The third Sikh Guru, Amar Das (1479-1574), constructed a baoli at Goindwal which became a pilgrimage site for Sikhs to bathe in and rid themselves of impurity. All major Sikh shrines, including Amritsar’s Golden Temple, continued this tradition of an attached water tank for purificatory immersion, the obvious analogue being the Hindu tradition of acquiring merit by immersion in the Ganges. Mircea Eliade notes several features associated with water in religious thinking: it breaks and dissolves all forms, does away with the past, purifies and regenerates; in short, it is a symbol of renewal [. . .]
From 1866 onwards the Kukas [a sect within Sikhism] deeply committed to their worldview and with an unshakeable belief that the forces of the cosmos were on their side, spent their energies assailing those they saw as responsible for violating the conceptual principles of holiness. Reports from district police chiefs kept pouring into the provincial headquarters on how Kukas were desecrating, demolishing, and destroying village shrines and other sacred ancestral sites in the countryside.

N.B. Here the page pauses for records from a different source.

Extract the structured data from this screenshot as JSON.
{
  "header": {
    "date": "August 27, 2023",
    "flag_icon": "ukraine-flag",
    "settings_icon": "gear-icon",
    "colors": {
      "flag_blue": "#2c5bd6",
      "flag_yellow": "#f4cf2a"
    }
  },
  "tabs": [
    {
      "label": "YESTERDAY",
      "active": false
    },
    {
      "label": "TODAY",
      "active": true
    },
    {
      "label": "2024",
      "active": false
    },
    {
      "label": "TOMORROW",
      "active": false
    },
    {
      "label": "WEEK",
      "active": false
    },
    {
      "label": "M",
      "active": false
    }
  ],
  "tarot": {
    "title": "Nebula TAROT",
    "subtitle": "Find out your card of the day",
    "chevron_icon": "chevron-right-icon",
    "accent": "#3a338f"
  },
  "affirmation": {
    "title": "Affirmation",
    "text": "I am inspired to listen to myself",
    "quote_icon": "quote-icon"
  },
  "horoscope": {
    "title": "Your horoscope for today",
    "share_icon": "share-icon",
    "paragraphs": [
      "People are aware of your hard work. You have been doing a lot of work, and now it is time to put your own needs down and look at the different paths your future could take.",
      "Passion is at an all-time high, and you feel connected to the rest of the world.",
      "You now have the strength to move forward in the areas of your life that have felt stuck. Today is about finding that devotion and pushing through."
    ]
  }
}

One such report sent by an official from Ferozepore district stated: “some tombs lying between the boundaries of the village of Chuhar Bhainee and Choote Borrshoo were destroyed about the 1st September, 1866 by Wariam Singh, Futteh Singh and Jymal Singh Kookahs. One of the tombs had been erected to the memory of one Sungoor Singh a man held in reverence by the neighbouring villages.”
The police in Lahore, alarmed, informed their superiors that “on the 24th December, Ruttan Singh, a Brahmin of Shekhwan, reported at the Moreedke Police station that some of the new sect of the Kookas recently established in that village, had destroyed, by digging up with spades, two places sacred to Hunooman and Lutchman, worshipped by the Hindus of the village.”

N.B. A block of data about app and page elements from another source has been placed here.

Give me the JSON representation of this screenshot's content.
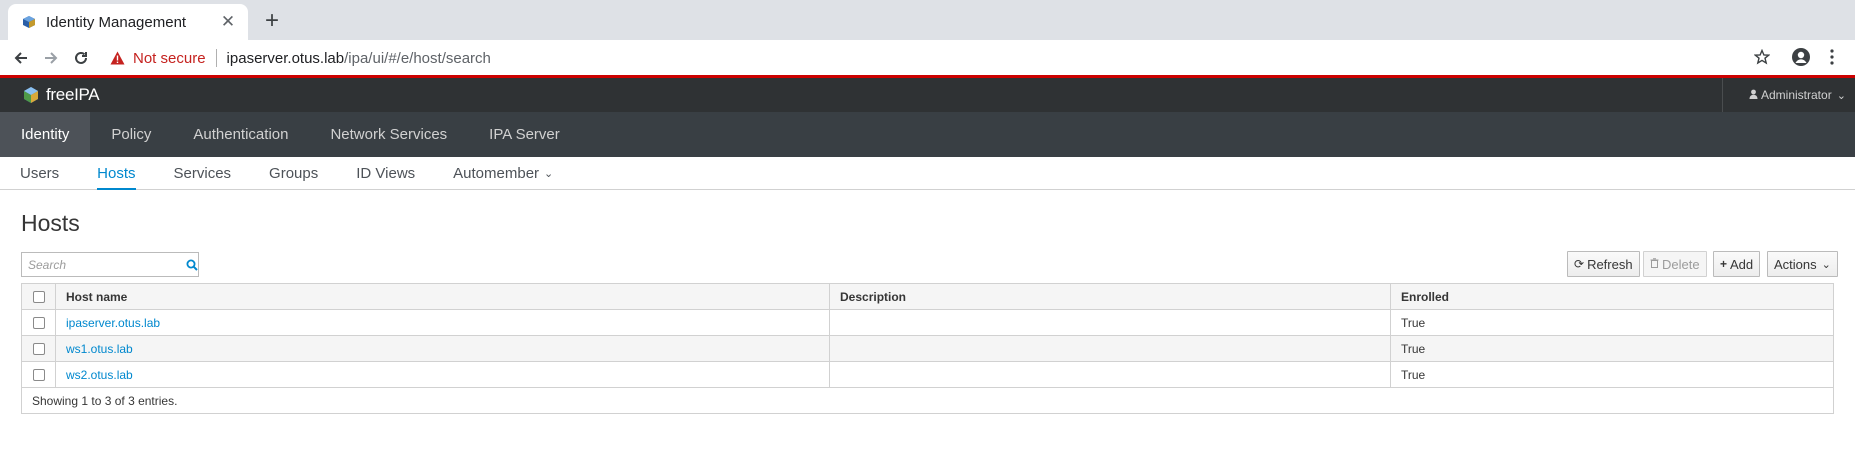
{
  "browser": {
    "tab_title": "Identity Management",
    "security_label": "Not secure",
    "url_host": "ipaserver.otus.lab",
    "url_path": "/ipa/ui/#/e/host/search"
  },
  "app": {
    "brand": "freeIPA",
    "user_menu": "Administrator",
    "primary_nav": [
      {
        "label": "Identity",
        "active": true
      },
      {
        "label": "Policy"
      },
      {
        "label": "Authentication"
      },
      {
        "label": "Network Services"
      },
      {
        "label": "IPA Server"
      }
    ],
    "secondary_nav": [
      {
        "label": "Users"
      },
      {
        "label": "Hosts",
        "active": true
      },
      {
        "label": "Services"
      },
      {
        "label": "Groups"
      },
      {
        "label": "ID Views"
      },
      {
        "label": "Automember"
      }
    ]
  },
  "page": {
    "title": "Hosts",
    "search_placeholder": "Search",
    "buttons": {
      "refresh": "Refresh",
      "delete": "Delete",
      "add": "Add",
      "actions": "Actions"
    },
    "table": {
      "columns": [
        "Host name",
        "Description",
        "Enrolled"
      ],
      "rows": [
        {
          "host": "ipaserver.otus.lab",
          "description": "",
          "enrolled": "True"
        },
        {
          "host": "ws1.otus.lab",
          "description": "",
          "enrolled": "True"
        },
        {
          "host": "ws2.otus.lab",
          "description": "",
          "enrolled": "True"
        }
      ],
      "footer": "Showing 1 to 3 of 3 entries."
    }
  },
  "colors": {
    "accent": "#0088ce",
    "masthead": "#2f3234",
    "primary_nav": "#393f44",
    "security_warning": "#c5221f"
  }
}
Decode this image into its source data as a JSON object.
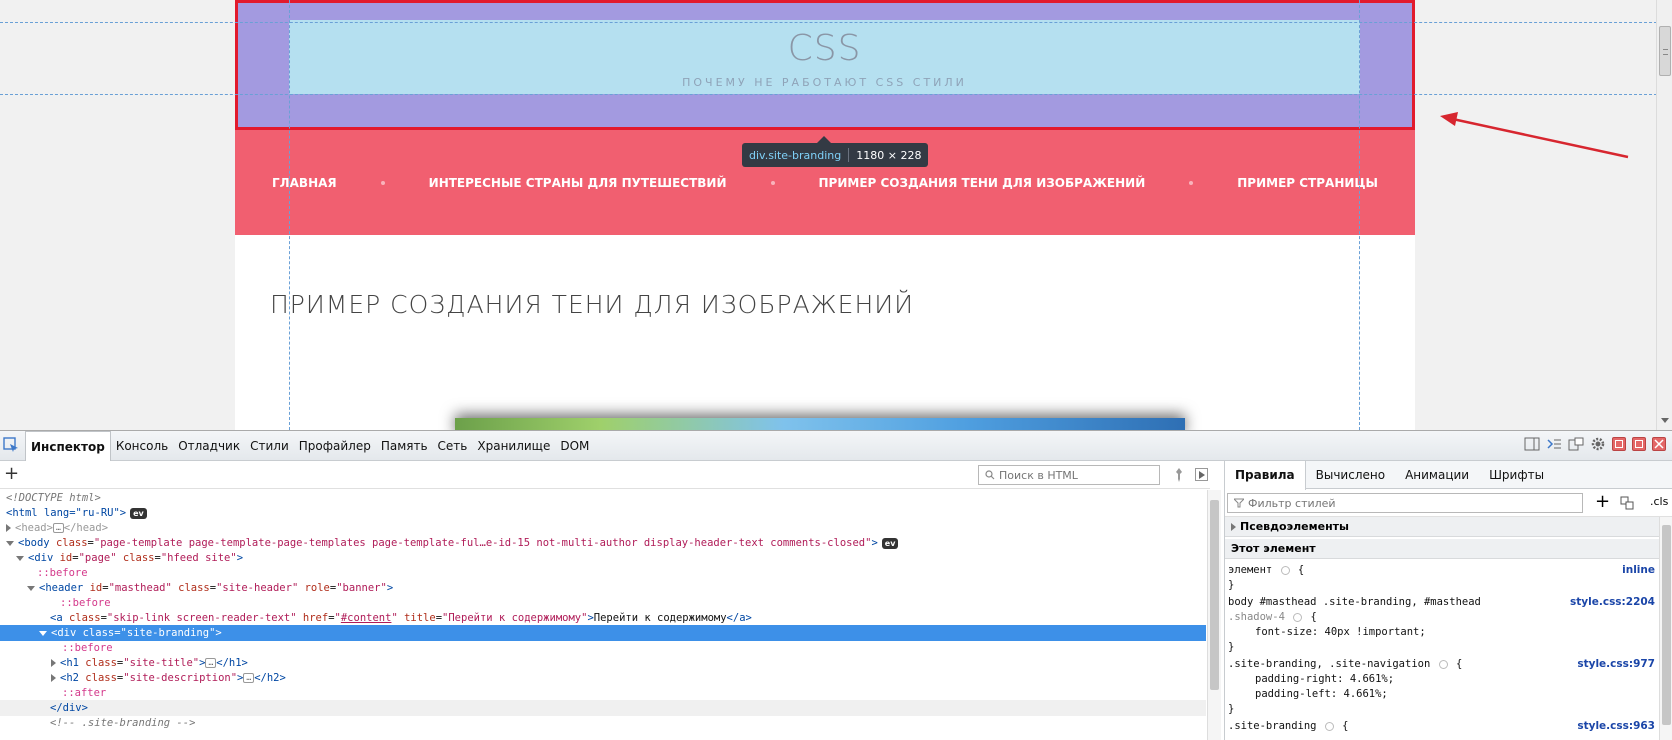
{
  "page": {
    "site_title": "CSS",
    "site_description": "ПОЧЕМУ НЕ РАБОТАЮТ CSS СТИЛИ",
    "highlight_tooltip": {
      "element": "div.site-branding",
      "size": "1180 × 228"
    },
    "nav_items": [
      "ГЛАВНАЯ",
      "ИНТЕРЕСНЫЕ СТРАНЫ ДЛЯ ПУТЕШЕСТВИЙ",
      "ПРИМЕР СОЗДАНИЯ ТЕНИ ДЛЯ ИЗОБРАЖЕНИЙ",
      "ПРИМЕР СТРАНИЦЫ"
    ],
    "content_title": "ПРИМЕР СОЗДАНИЯ ТЕНИ ДЛЯ ИЗОБРАЖЕНИЙ"
  },
  "devtools": {
    "tabs": [
      "Инспектор",
      "Консоль",
      "Отладчик",
      "Стили",
      "Профайлер",
      "Память",
      "Сеть",
      "Хранилище",
      "DOM"
    ],
    "active_tab": "Инспектор",
    "search_placeholder": "Поиск в HTML",
    "markup": {
      "doctype": "<!DOCTYPE html>",
      "html_open": "<html lang=\"ru-RU\">",
      "head": "<head>",
      "head_close": "</head>",
      "body_class": "page-template page-template-page-templates page-template-ful…e-id-15 not-multi-author display-header-text comments-closed",
      "page_id": "page",
      "page_class": "hfeed site",
      "before": "::before",
      "after": "::after",
      "header_id": "masthead",
      "header_class": "site-header",
      "header_role": "banner",
      "skip_class": "skip-link screen-reader-text",
      "skip_href": "#content",
      "skip_title": "Перейти к содержимому",
      "skip_text": "Перейти к содержимому",
      "branding_class": "site-branding",
      "h1_class": "site-title",
      "h2_class": "site-description",
      "div_close": "</div>",
      "comment": "<!-- .site-branding -->",
      "ev_badge": "ev"
    },
    "sidebar": {
      "tabs": [
        "Правила",
        "Вычислено",
        "Анимации",
        "Шрифты"
      ],
      "active_tab": "Правила",
      "filter_placeholder": "Фильтр стилей",
      "cls_label": ".cls",
      "pseudo_section": "Псевдоэлементы",
      "this_element_section": "Этот элемент",
      "rules": [
        {
          "selector": "элемент",
          "source": "inline",
          "props": []
        },
        {
          "selector": "body #masthead .site-branding, #masthead",
          "selector_cont": ".shadow-4",
          "source": "style.css:2204",
          "props": [
            "font-size: 40px !important;"
          ]
        },
        {
          "selector": ".site-branding, .site-navigation",
          "source": "style.css:977",
          "props": [
            "padding-right: 4.661%;",
            "padding-left: 4.661%;"
          ]
        },
        {
          "selector": ".site-branding",
          "source": "style.css:963",
          "props": []
        }
      ]
    }
  },
  "colors": {
    "masthead_overlay": "#a39ae0",
    "branding_content": "#b5e0f0",
    "nav_background": "#f15f70",
    "highlight_border": "#e21a2d",
    "selected_row": "#3d90e8",
    "annotation_arrow": "#d7262f"
  }
}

While the colonial authorities in the 1860s were still busy debating what kind of threat the Kuka Sikhs represented to the Raj, four butchers in Amritsar were killed on the night of 5 June 1871. By the time the police caught up with the suspects and the investigating detective, Christie, proudly claimed he had solved the crime, butcher families in the town of Raikot were attacked on 1 July and three people killed. To the further embarrassment of the authorities, it turned out that the persons apprehended for the Amritsar case had been hanged and two of them transported for life. On 27 November 1871, two more Kuka Sikhs were hanged on charges of abetting the Raikot murders [. . .]
These seemingly bizarre episodes have caused much confusion among historians. Contemporary scholarship finds it hard to untangle the mystery of why the Kuka Sikhs should have taken on themselves to protect the cow, particularly in a period when many of their brethren would soon be proclaiming Hindu–Sikh distinctions. Picking up what was visibly a Hindu sacred symbol would hardly have helped an enterprise wanting to establish an independent identity for themselves within the Sikhs. Deciphering targets of civil violence and symbolic protest originating from religious communities is never simple, particularly because unlettered activists do not leave behind textual records containing an account of their motives and actions.
Excerpted with permission from When Does History Begin? Religion, Narrative and Identity in the Sikh Tradition, Harjot Oberoi, Permanent Black.